TWO important sporting lessons to learn from the past 24 hours: 1) Britain will never be the best in the world at a sport you can’t play in the rain. 2) Britain can still rule the world at any sport you can play in a pub.
Whether Andy Murray will go on to fill the Tim Henman role of raising British hopes of a Wimbledon triumph summer after summer, only to dash them each year by losing in the quarter-finals to an East European with a bigger serve, only time will tell. But he’s already getting into the pattern.
Murray is not Henman. The hair is bigger, the attitude is bigger, and I can’t ever, ever, ever see Murray doing an advert for washing powder. But he’s the best we’ve got at tennis now, and so he must prepare to suffer exactly as Henman did for two weeks every June for more than a decade, being fawned over by Sue Barker, being followed everywhere by Garry Richardson.
After winning the Qatar Open, those who know more about tennis than I do talked of 2008 being a good year for Murray. Going into the Australian Open, he said that he had never felt in better shape for a Grand Slam.
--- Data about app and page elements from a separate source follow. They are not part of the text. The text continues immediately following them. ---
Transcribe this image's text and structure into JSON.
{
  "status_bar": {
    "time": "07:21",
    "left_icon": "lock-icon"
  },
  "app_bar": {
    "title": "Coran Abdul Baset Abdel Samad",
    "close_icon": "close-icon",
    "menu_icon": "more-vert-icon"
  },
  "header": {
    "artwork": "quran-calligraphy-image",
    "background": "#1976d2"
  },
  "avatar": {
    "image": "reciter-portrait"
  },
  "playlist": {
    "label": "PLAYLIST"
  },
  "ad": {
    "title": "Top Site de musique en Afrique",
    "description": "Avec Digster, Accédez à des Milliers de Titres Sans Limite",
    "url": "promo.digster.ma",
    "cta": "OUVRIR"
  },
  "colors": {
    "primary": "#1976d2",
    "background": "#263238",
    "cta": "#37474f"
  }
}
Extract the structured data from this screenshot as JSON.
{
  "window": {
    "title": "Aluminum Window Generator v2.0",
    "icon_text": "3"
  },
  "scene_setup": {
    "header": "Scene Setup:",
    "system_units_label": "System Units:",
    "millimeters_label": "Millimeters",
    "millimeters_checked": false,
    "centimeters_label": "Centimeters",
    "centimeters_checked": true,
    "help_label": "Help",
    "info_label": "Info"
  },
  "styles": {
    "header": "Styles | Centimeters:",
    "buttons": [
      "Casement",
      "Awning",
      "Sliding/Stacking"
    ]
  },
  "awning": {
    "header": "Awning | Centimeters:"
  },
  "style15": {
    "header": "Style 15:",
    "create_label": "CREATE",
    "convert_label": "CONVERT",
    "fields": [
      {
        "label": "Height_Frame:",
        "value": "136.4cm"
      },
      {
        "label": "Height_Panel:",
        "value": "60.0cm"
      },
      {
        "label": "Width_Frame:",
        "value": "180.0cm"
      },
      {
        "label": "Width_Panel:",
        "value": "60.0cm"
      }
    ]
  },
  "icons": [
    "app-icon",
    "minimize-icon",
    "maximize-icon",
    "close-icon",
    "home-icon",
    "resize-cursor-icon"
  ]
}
But after he crashed out in the first round to the admittedly decent Jo-Wilfried Tsonga of France, perhaps it’s time to just pull back on the excitement a little.
In fact, let me get all the summer hype out of the way now, by answering the question: “Can Andy Murray win Wimbledon this year?” No. No, he can’t. He is seeded ninth in the world, which means there are currently eight other players who are better than him, one of whom will win Wimbledon.
So if you go to the All England Championships this year, get yourself some strawberries and cream, paint your face with a Union Jack by all means, sing along to Cliff Richard if you must and moan about the weather. But do not, I repeat, do not expect a British victory, because it will not happen.
I only really follow tennis properly during Wimbledon, and most of the British players always seem out of place there. In fact, watching the tournament, I’m reminded of childhood Sunday afternoons at my grandparents’ house in Wolverhampton, watching Ski Sunday on BBC2.
After watching Franz Klammer and Co hurtle down the slopes at frightening speeds, separated by fractions of a second, it would be the plucky Brit’s turn – usually Graham Bell – to slide down about five seconds and 50 places slower than the leading pack, to David Vine’s audible disappointment. In skiing, as in tennis, the Brits seemed like interlopers, waiting to be ejected.
There are two reasons why we will not have a British winner at Wimbledon in the near future. One is that Britain only has the right weather for playing outdoor grass tennis for about three days of the year, so any young hopeful who wants to be any good has to do a lot of training abroad, which costs a lot of money. The other is that you can’t play tennis in pubs, which is where a large percentage of British teenagers spend most of their time.
It’s not a coincidence that the only two sports that Britain still wins world titles at on any kind of regular basis are snooker and darts. Welshman Mark Webster carried off the BDO World Darts Championship last night, beating Simon Whitlock in the final.
In the tradition of true British sporting heroes, Webster said after his victory that he has no intention of giving up his day job as a plumber just yet.
“It probably makes sense to carry on with plumbing, but then again I’m world champion now,” said Webster, who must now ponder whether to go full-time and join the rival PDC darts circuit, which is where most of the money is.
If we want to be this successful on the tennis court, there is only one solution. Clear out the beer gardens, and put tennis courts at the back of all our pubs. Within 20 years, I guarantee we’ll have a Wimbledon champion.
The bad news is that it will mean there’ll be another Richard Curtis movie to follow up that ludicrous one that had Paul Bettany and Kirsten Dunst in it. But I, for one, am willing to pay that price, as I just won’t go and see it.